Engineering construction workers locked out from their jobs at the Saltend chemicals plant near Hull, Yorkshire, looked set to escalate their battle this week.
Bosses have locked out 431 workers at the site since 14 March.
They held an official picket at the Saltend site for the first time on Monday of this week, after the Unite and GMB unions rowed in to support them. They had previously held unofficial pickets.
As Paul Kenny, GMB general secretary, put it, “If it looks like an attack on workers’ rights and it smells like an attack on workers’ rights then it most certainly is an attack on workers’ rights.”
The Saltend site is the second biggest construction site in Britain after the Olympics. A huge company, Vivergo Fuels, runs it. BP, British Sugar and DuPont own it.
Vivergo cancelled a contract with Redhall Engineering Solutions, the subcontractor that had employed the 431 workers.

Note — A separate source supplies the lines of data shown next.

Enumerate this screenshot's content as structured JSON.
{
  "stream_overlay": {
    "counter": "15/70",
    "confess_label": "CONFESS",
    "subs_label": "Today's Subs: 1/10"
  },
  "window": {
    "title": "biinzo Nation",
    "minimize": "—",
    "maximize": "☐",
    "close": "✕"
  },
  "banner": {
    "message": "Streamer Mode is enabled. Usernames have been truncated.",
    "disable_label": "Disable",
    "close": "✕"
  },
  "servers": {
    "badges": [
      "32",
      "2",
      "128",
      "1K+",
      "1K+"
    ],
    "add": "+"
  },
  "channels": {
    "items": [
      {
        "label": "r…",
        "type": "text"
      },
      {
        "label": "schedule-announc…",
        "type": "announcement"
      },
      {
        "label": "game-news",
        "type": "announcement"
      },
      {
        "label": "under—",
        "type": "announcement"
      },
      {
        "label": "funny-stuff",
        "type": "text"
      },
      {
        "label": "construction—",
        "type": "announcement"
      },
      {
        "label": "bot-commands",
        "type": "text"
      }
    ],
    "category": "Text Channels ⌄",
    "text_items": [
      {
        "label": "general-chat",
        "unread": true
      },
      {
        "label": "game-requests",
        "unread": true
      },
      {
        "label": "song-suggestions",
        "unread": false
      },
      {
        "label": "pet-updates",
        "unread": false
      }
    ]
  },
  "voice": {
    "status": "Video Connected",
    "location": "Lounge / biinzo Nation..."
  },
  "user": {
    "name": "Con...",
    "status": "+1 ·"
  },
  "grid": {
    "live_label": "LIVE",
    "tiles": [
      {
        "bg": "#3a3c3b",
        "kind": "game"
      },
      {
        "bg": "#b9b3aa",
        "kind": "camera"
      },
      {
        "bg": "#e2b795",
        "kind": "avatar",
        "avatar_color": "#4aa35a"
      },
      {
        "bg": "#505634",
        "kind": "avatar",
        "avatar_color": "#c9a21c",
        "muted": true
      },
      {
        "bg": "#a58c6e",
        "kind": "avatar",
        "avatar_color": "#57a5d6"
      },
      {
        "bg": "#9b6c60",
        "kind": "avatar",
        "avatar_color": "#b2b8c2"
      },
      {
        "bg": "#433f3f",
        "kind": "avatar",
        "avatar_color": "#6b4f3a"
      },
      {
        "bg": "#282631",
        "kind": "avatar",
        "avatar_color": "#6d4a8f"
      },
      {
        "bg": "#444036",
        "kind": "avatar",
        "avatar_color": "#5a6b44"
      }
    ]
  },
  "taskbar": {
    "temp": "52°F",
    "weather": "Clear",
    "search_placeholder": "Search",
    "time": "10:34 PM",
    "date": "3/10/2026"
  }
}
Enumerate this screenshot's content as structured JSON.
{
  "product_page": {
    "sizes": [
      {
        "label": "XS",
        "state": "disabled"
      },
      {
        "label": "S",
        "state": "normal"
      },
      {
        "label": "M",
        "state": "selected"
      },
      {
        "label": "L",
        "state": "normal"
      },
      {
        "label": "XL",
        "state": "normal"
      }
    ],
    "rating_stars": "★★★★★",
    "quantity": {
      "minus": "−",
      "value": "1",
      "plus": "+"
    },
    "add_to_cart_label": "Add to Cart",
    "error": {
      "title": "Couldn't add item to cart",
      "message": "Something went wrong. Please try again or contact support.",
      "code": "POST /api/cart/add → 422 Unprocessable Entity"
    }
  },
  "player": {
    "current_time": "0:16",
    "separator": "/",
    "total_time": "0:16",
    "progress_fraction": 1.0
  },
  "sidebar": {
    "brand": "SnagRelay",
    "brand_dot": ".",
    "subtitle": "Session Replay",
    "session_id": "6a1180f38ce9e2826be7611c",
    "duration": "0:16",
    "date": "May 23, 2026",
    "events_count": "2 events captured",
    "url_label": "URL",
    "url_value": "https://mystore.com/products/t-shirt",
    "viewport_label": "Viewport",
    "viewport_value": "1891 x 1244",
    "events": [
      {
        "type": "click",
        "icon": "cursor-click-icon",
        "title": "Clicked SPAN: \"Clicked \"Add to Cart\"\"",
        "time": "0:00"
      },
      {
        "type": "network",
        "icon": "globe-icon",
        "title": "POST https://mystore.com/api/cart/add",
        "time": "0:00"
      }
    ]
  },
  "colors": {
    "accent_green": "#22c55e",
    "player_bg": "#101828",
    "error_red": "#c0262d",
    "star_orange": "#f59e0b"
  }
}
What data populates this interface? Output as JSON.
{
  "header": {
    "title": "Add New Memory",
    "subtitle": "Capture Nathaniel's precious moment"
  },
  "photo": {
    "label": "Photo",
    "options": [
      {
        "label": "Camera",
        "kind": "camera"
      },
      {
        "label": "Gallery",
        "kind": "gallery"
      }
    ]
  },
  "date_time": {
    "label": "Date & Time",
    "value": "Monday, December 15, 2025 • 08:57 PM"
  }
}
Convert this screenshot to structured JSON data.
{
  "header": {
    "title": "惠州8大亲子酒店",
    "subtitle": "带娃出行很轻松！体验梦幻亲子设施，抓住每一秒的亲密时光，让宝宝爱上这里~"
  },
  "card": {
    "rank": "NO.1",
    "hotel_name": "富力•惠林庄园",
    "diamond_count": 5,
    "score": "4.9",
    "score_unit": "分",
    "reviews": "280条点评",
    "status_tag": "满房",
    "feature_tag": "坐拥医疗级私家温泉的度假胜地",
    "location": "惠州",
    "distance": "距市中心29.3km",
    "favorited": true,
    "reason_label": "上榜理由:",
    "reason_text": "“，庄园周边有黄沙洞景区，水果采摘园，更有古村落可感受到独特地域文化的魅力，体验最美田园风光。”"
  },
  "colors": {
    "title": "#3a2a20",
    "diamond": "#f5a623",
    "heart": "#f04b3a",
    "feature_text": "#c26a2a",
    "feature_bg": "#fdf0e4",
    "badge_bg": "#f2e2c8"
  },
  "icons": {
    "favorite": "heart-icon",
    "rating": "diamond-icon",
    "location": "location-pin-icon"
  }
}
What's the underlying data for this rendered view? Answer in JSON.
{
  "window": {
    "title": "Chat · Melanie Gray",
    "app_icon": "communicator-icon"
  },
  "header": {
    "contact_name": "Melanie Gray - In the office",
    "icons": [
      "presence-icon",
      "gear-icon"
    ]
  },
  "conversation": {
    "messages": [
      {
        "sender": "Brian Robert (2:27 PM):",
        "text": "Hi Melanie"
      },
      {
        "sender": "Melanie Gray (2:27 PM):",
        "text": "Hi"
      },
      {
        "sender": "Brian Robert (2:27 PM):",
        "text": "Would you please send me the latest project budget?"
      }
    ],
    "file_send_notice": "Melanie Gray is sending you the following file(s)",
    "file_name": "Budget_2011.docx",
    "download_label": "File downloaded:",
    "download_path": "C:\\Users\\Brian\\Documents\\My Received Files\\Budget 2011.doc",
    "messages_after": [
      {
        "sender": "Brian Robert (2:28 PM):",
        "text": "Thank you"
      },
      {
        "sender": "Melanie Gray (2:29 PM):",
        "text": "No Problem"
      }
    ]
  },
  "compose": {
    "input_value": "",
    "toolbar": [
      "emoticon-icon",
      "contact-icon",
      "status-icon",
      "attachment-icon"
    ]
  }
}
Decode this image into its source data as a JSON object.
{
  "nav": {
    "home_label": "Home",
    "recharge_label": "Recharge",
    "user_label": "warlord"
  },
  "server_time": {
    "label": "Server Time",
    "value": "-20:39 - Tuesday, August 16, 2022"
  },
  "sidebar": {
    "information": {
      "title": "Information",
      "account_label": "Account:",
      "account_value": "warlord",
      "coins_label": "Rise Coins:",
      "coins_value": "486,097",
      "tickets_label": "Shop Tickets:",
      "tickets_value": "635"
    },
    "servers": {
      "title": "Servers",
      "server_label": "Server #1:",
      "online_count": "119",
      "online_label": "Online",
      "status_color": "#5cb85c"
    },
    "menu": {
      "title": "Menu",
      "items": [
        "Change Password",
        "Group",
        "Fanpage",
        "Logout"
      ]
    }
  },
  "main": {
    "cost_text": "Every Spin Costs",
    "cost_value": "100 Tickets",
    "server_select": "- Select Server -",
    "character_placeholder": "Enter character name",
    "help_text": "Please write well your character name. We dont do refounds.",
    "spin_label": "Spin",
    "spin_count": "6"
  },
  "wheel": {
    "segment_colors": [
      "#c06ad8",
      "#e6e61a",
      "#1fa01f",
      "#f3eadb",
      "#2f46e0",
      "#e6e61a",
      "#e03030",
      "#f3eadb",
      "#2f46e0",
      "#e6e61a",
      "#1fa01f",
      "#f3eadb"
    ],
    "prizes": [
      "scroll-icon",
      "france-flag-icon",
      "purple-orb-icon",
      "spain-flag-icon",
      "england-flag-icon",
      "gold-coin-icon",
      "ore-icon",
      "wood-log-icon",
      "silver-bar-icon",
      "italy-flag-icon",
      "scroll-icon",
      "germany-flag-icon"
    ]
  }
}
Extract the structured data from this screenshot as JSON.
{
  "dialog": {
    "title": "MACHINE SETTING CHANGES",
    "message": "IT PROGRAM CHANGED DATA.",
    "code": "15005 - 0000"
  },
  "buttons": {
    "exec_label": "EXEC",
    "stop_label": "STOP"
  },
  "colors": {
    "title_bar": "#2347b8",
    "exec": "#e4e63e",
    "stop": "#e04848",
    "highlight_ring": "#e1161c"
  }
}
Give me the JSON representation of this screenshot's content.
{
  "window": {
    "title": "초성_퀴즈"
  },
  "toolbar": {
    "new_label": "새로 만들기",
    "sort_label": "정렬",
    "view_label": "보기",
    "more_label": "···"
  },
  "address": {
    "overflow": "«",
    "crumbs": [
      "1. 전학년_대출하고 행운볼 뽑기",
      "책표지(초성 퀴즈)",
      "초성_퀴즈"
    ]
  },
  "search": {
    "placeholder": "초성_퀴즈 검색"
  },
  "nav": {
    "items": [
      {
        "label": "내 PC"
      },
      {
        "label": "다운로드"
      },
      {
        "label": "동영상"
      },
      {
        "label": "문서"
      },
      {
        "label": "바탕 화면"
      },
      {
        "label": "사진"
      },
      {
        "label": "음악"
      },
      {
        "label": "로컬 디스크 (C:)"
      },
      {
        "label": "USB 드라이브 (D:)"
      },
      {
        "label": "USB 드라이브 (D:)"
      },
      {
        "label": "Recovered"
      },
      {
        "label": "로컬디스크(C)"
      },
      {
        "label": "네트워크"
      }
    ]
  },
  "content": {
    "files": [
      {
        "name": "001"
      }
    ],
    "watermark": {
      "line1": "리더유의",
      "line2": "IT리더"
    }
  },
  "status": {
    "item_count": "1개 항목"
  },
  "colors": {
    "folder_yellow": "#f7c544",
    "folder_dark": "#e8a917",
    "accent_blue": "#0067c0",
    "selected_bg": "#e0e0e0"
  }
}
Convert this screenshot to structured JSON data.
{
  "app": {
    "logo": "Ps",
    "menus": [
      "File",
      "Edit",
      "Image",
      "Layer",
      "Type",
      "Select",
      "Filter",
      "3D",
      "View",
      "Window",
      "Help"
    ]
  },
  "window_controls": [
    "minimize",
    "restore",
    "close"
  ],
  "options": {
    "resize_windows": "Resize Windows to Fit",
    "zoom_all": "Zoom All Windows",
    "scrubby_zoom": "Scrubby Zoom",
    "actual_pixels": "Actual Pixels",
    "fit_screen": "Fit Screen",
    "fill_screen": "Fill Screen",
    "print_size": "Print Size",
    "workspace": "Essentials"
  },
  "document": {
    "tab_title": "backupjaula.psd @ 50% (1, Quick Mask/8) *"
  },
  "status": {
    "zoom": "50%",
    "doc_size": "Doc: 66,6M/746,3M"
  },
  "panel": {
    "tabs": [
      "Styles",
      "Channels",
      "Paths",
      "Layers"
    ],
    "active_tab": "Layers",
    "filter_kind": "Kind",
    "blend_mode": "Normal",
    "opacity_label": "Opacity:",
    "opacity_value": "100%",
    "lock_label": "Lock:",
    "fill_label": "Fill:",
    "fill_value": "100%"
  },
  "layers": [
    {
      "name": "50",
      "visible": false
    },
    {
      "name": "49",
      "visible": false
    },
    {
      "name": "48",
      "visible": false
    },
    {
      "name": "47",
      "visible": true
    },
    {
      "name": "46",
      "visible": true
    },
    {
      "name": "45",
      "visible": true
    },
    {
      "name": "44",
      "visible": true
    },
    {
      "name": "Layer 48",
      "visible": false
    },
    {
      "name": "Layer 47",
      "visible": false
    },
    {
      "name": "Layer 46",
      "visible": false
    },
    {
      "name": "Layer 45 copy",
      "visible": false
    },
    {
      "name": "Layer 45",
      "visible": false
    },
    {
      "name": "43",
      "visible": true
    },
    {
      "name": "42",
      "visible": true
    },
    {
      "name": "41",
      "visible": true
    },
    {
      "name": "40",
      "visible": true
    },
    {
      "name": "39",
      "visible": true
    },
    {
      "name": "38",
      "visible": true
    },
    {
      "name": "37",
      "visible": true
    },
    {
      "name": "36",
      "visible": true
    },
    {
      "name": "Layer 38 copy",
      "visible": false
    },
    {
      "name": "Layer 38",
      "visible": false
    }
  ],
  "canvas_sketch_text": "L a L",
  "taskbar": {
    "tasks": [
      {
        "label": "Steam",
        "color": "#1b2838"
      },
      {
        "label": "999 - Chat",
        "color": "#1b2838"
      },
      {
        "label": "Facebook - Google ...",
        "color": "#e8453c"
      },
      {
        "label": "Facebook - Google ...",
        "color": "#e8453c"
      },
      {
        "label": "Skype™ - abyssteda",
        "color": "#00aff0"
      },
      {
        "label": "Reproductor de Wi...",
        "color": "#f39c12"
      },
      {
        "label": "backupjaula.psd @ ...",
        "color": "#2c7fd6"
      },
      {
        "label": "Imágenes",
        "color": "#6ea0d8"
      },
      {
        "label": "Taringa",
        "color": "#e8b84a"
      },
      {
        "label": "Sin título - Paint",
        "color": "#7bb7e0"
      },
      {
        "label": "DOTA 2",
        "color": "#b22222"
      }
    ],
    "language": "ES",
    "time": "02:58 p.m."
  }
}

But instead of transferring them to a new contractor, as is the norm, bosses locked them out. The fact that bosses offered workers a bribe to go away last week, for the second time, shows they are rattled by their response.
Workers for other contractors who had been on paid leave were supposed to return to work this week—but they remained out in support of those locked out.
Workers from Interserve Engineering Services also refused to cross the picket line.
The locked out workers have called for concrete solidarity in their support.
The potential for that solidarity is clear. For instance, workers at West Burton power station have already raised £12,000 for the hardship fund for the locked out workers.
If bosses get away with these sackings it will be a blow to workers’ rights everywhere.
The subcontracting system means there will be constant attempts by bosses to set worker against worker, trade against trade, site against site.
In contrast, militant and unofficial action on construction sites terrifies the employers.
Make donations out to Saltend Hardship Fund and send to 1 Manby Road, Scunthorpe, DN17 2LA